• _TASK BRIEF_
Go through the material below and copy each line where the word "this" appears.

• _TASK INPUTS_

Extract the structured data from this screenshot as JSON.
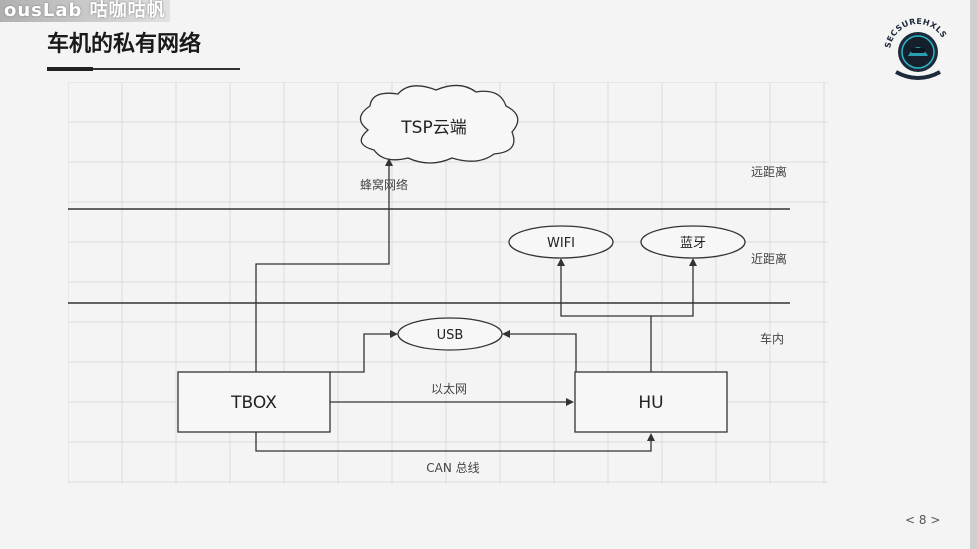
{
  "watermark": "ousLab 咕咖咕帆",
  "slide": {
    "title": "车机的私有网络",
    "page_number": "< 8 >"
  },
  "logo": {
    "ring_text": "SECSUREHXLS"
  },
  "diagram": {
    "cloud_label": "TSP云端",
    "cellular_label": "蜂窝网络",
    "zones": [
      "远距离",
      "近距离",
      "车内"
    ],
    "wifi_label": "WIFI",
    "bluetooth_label": "蓝牙",
    "usb_label": "USB",
    "tbox_label": "TBOX",
    "hu_label": "HU",
    "ethernet_label": "以太网",
    "can_label": "CAN 总线"
  },
  "colors": {
    "background": "#f4f4f4",
    "grid": "#dcdcdc",
    "line": "#333333",
    "logo_dark": "#1d2a3a",
    "logo_accent": "#2bb7c8"
  }
}
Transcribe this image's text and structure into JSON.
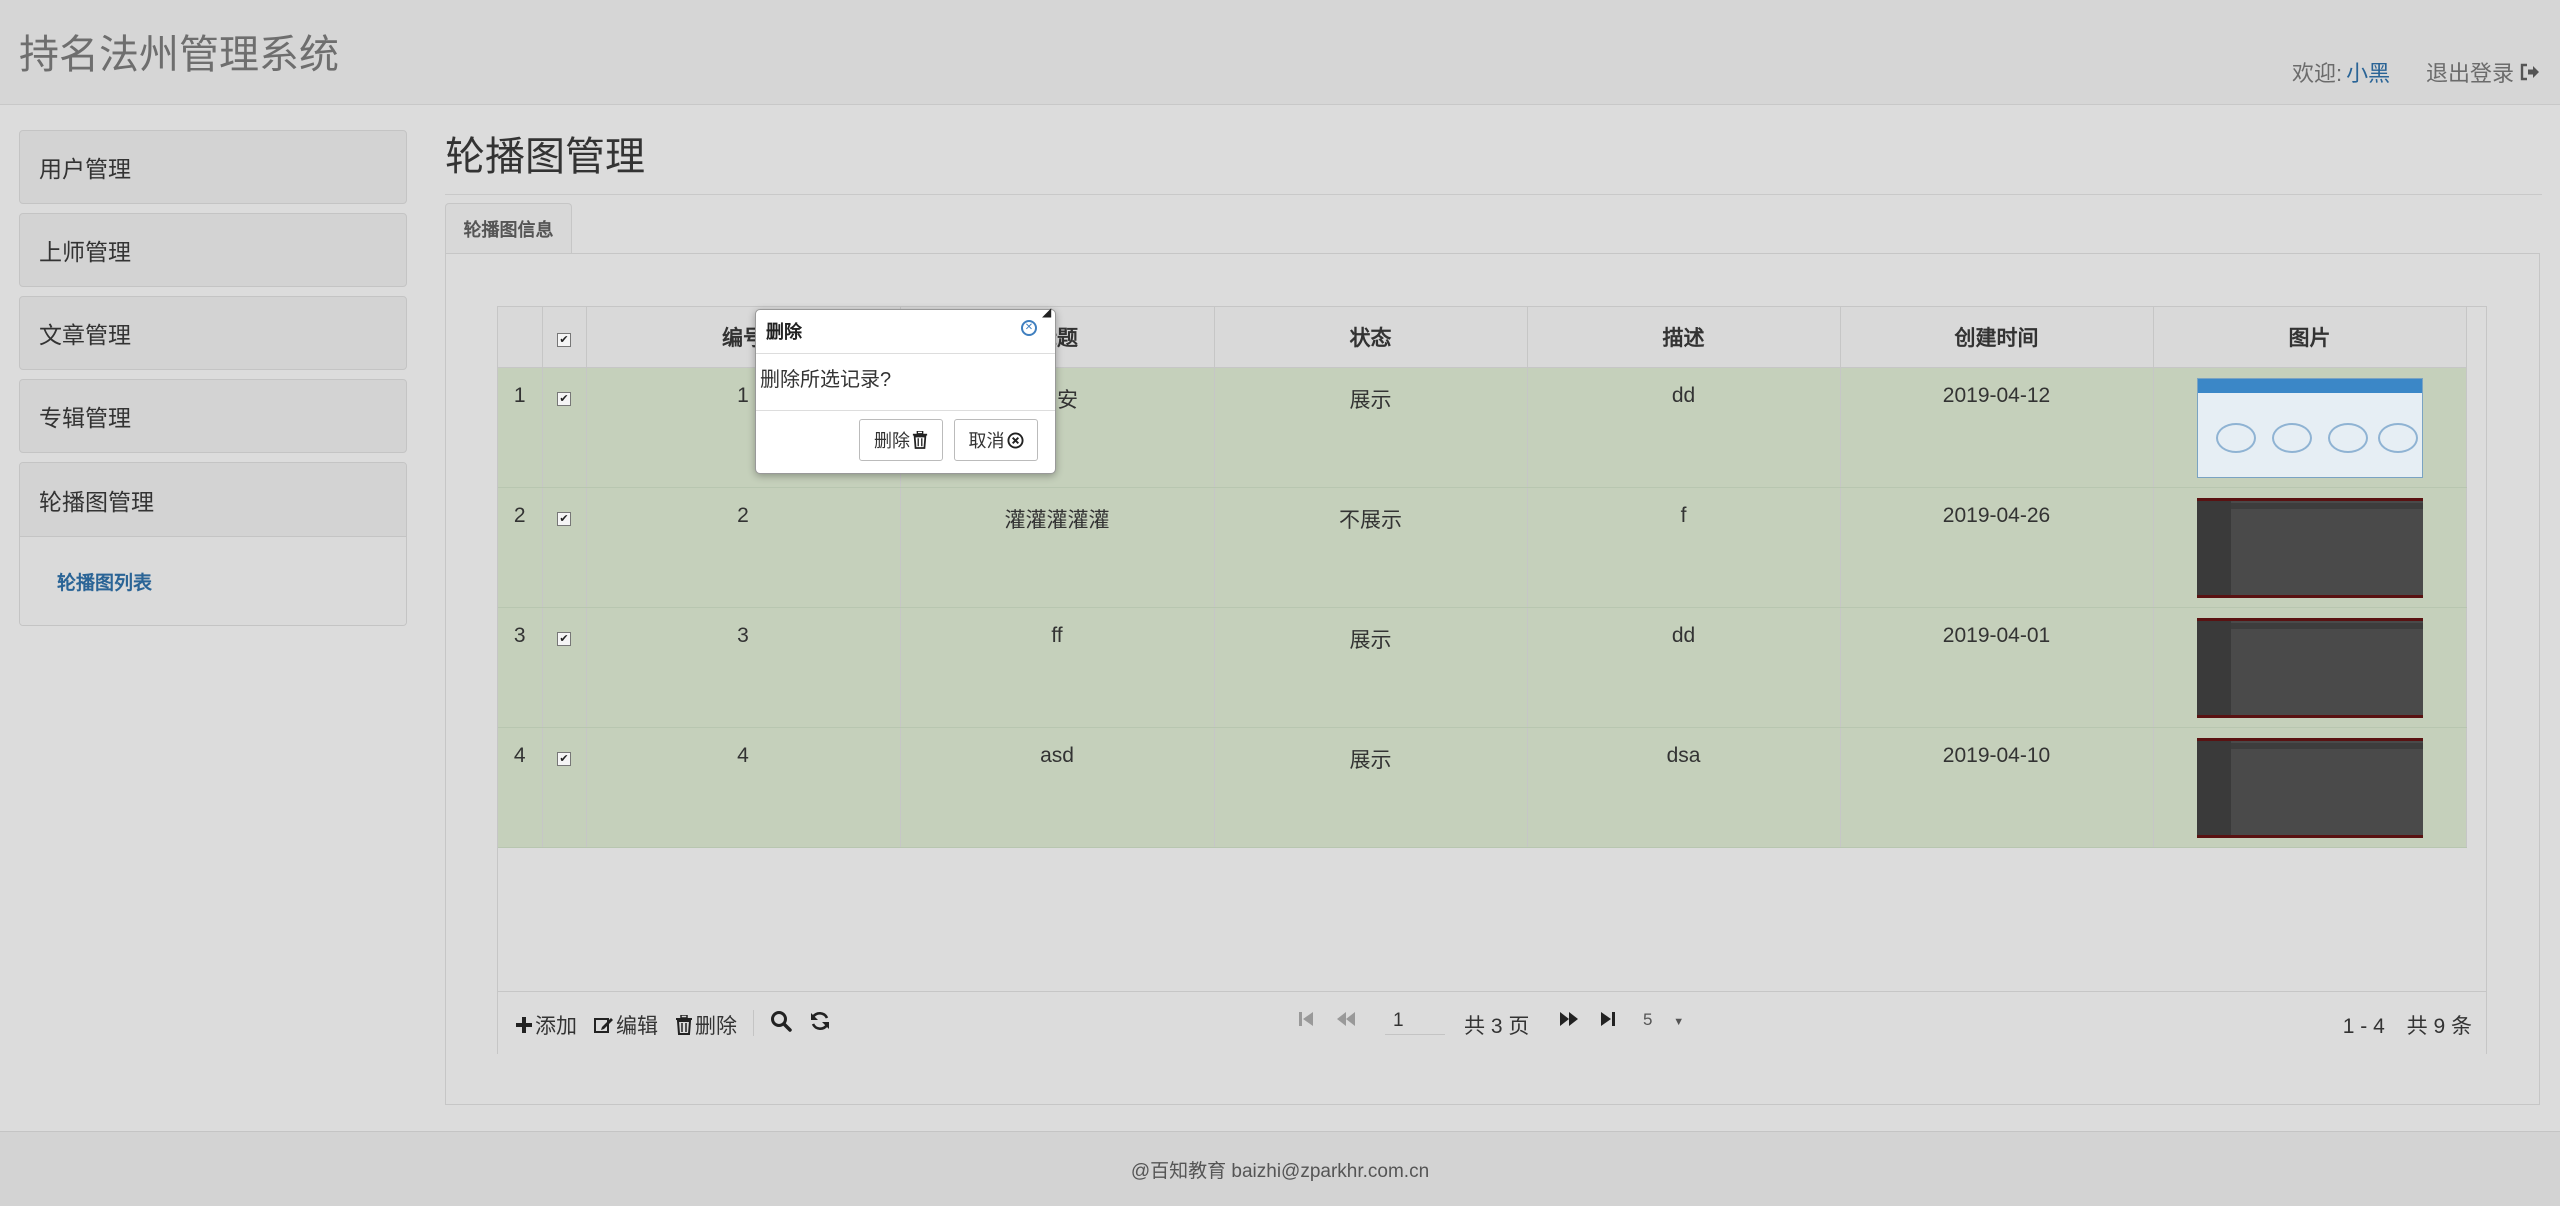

• _COMPLETED EXERCISE_
Extract the structured data from this screenshot as JSON.
Transcribe this image's text and structure into JSON.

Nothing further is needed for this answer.